Caregivers, Clients and National Leaders to Put State of California on Trial

Join the conversation at #Justice4Homecare and watch live at


Providing care for the severely disabled, elderly and others who need round-the-clock care is the fastest growing job in America, and about 2 million people already are working as caregivers.

Most are women, and many are people of color. Many are parents or relatives working to keep their loved ones at home. As homecare worker Della Lundell from Merced, Calif., puts it, they single-handedly do the work of an entire team of professionals - serving as physical therapist, dietician, nurse, respiratory therapist, transporter, translator and more - for about minimum wage. Lundell has cared for her son Steven, born with Downs Syndrome, lung disease and a heart defect, for 24 years. She started as a paid employee of California's In-Home Supportive Services (IHSS) five years ago when her husband lost one of his two jobs in the recession.
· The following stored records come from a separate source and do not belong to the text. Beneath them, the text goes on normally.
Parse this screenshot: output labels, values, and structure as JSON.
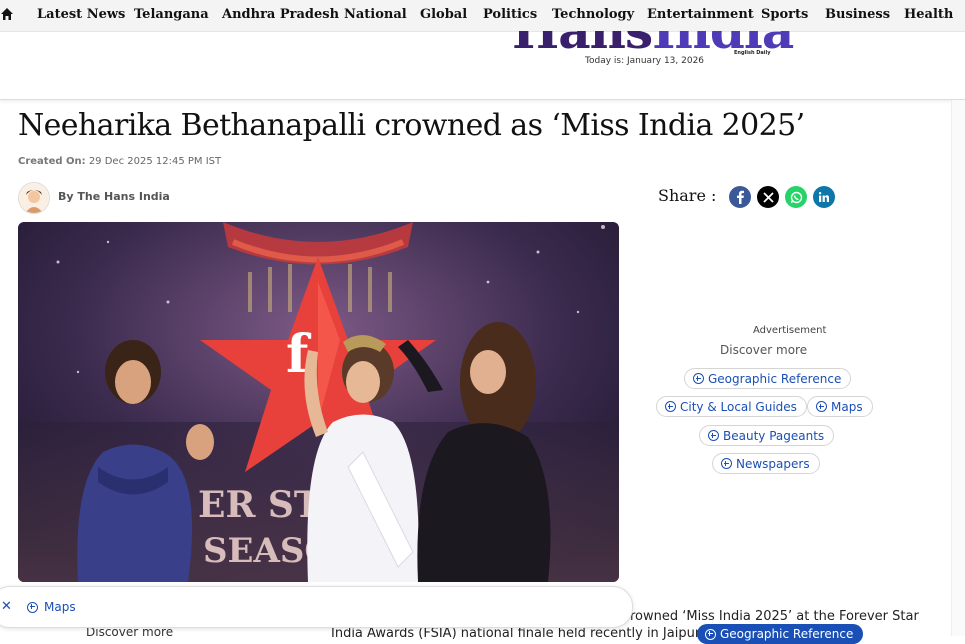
{
  "nav": {
    "items": [
      "Latest News",
      "Telangana",
      "Andhra Pradesh",
      "National",
      "Global",
      "Politics",
      "Technology",
      "Entertainment",
      "Sports",
      "Business",
      "Health"
    ]
  },
  "masthead": {
    "logo_part1": "Hans",
    "logo_part2": "India",
    "logo_tag": "English Daily",
    "today": "Today is: January 13, 2026"
  },
  "article": {
    "title": "Neeharika Bethanapalli crowned as ‘Miss India 2025’",
    "created_label": "Created On:",
    "created_value": "29 Dec 2025 12:45 PM IST",
    "byline": "By The Hans India",
    "body_line1": "rowned ‘Miss India 2025’ at the Forever Star",
    "body_line2": "India Awards (FSIA) national finale held recently in Jaipur"
  },
  "share": {
    "label": "Share :",
    "icons": [
      "facebook-icon",
      "x-icon",
      "whatsapp-icon",
      "linkedin-icon"
    ]
  },
  "sidebar": {
    "ad_label": "Advertisement",
    "discover": "Discover more",
    "chips": [
      "Geographic Reference",
      "City & Local Guides",
      "Maps",
      "Beauty Pageants",
      "Newspapers"
    ]
  },
  "bottom": {
    "maps": "Maps",
    "discover": "Discover more",
    "blue_chip": "Geographic Reference"
  },
  "colors": {
    "accent": "#1a4fb5",
    "logo_dark": "#3a1f6d",
    "logo_light": "#4f3bb8",
    "facebook": "#3b5998",
    "x": "#000000",
    "whatsapp": "#25d366",
    "linkedin": "#0e76a8"
  }
}
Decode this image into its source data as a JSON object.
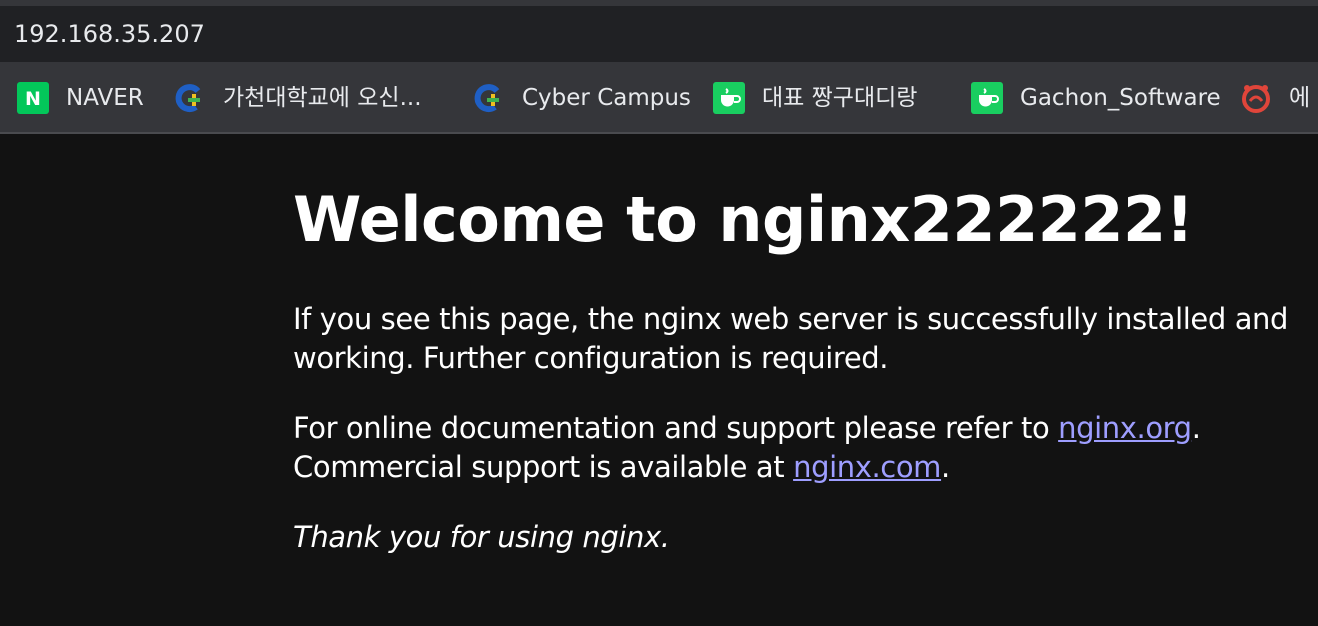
{
  "address_bar": {
    "url": "192.168.35.207"
  },
  "bookmarks": [
    {
      "label": "NAVER",
      "icon": "naver-icon"
    },
    {
      "label": "가천대학교에 오신...",
      "icon": "gachon-icon"
    },
    {
      "label": "Cyber Campus",
      "icon": "gachon-icon"
    },
    {
      "label": "대표 짱구대디랑",
      "icon": "kakao-cup-icon"
    },
    {
      "label": "Gachon_Software",
      "icon": "kakao-cup-icon"
    },
    {
      "label": "에",
      "icon": "red-alarm-icon"
    }
  ],
  "page": {
    "title": "Welcome to nginx222222!",
    "para1": "If you see this page, the nginx web server is successfully installed and working. Further configuration is required.",
    "para2_prefix": "For online documentation and support please refer to ",
    "link_org": "nginx.org",
    "para2_mid": ".",
    "para2_line2": "Commercial support is available at ",
    "link_com": "nginx.com",
    "para2_suffix": ".",
    "para3": "Thank you for using nginx."
  },
  "colors": {
    "background": "#121212",
    "link": "#9e9eff",
    "naver_green": "#03c75a",
    "kakao_green": "#19ce60"
  }
}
And yet in California and across the country, home caregivers including Lundell are being denied basic rights and benefits afforded to other workers.

It is unacceptable. That is why the UDW, national labor experts and leaders, and other supporters are putting the State of California on trial for its unjust treatment of homecare workers and clients.

A distinguished group of academics, labor leaders, caregivers and their clients will gather on the steps of the State Capitol on Thursday for the Justice for Homecare Tribunal hosted by the United Domestic Workers of America (UDW)--a California homecare union comprised of more than 66,000 in-home care workers, and the California Domestic Workers Coalition.

Those who take care of some of the most important people in our lives--our grandmothers, our fathers, our children, our brothers and sisters with disabilities--deserve more. They are not being given dignity, respect, and equality and have suffered years of budget and hours cuts, while being denied basic workers' rights including overtime and sick leave.

Homecare workers have been excluded from basic protections for over 75 years.

Caregivers and their families, as well as the clients who rely on them, were looking forward to an end to injustice this year, when the new Dept. of Labor regulations and a California law making home caregivers eligible for overtime were supposed to go into effect on January 1st. Although a federal judge sided with for-profit homecare agencies and stopped the new Dept. of Labor rules from going into effect, there is nothing in the court ruling that prohibits the state from moving forward. What's more, funds to pay overtime wages for caregivers who are part of California's IHSS are already built into the budget. Still, California sided with CEOs and is reneging on commitment to the workers who take care of seniors and people with disabilities in our communities.

"Life for us is already difficult and challenging; mentally, physically and financially when caring for someone you love with disabilities," says Lundell. "We have to worry every time we check the mail. I actually get sick to my stomach wondering what is going to be cut next? How will we survive?"
It is time for justice.

Our jury comprises an impressive list of progressive leaders: Dr. Paul Song, Executive Chairman of the 900,000-member Courage Campaign; Women's rights activist and social justice attorney Sandra Fluke; Tefere Gebre the Executive Vice President of the AFL-CIO, which is made up of 12.5 million American workers and leads a worldwide movement for social and economic justice.

Our head juror will be Ai-jen Poo, Director of the National Domestic Workers Alliance, Co-Director of Caring Across Generations, and author of The Age of Dignity. Poo has been organizing immigrant women workers since 1996 and spearheaded the successful passage of the historic Domestic Workers Bill of Rights. She is a 2014 MacArthur "Genius" fellow and was named one of TIME's 100 Most Influential People in the World.

The jury will hear testimony from home caregivers, social justice leaders and homecare experts, including Dr. Eileen Boris, National Homecare Expert and Hull Professor of Feminist Studies and Professor of History, Black Studies, and Global Studies at the University of California, Santa Barbara.

Please join the conversation on Twitter with the hashtag #Justice4Homecare and on Facebook here. Tune in to our livestream on this Thursday, March 19, 2015 at 12:30 PM and join our pursuit of justice.

Join the conversation at #Justice4Homecare and watch live at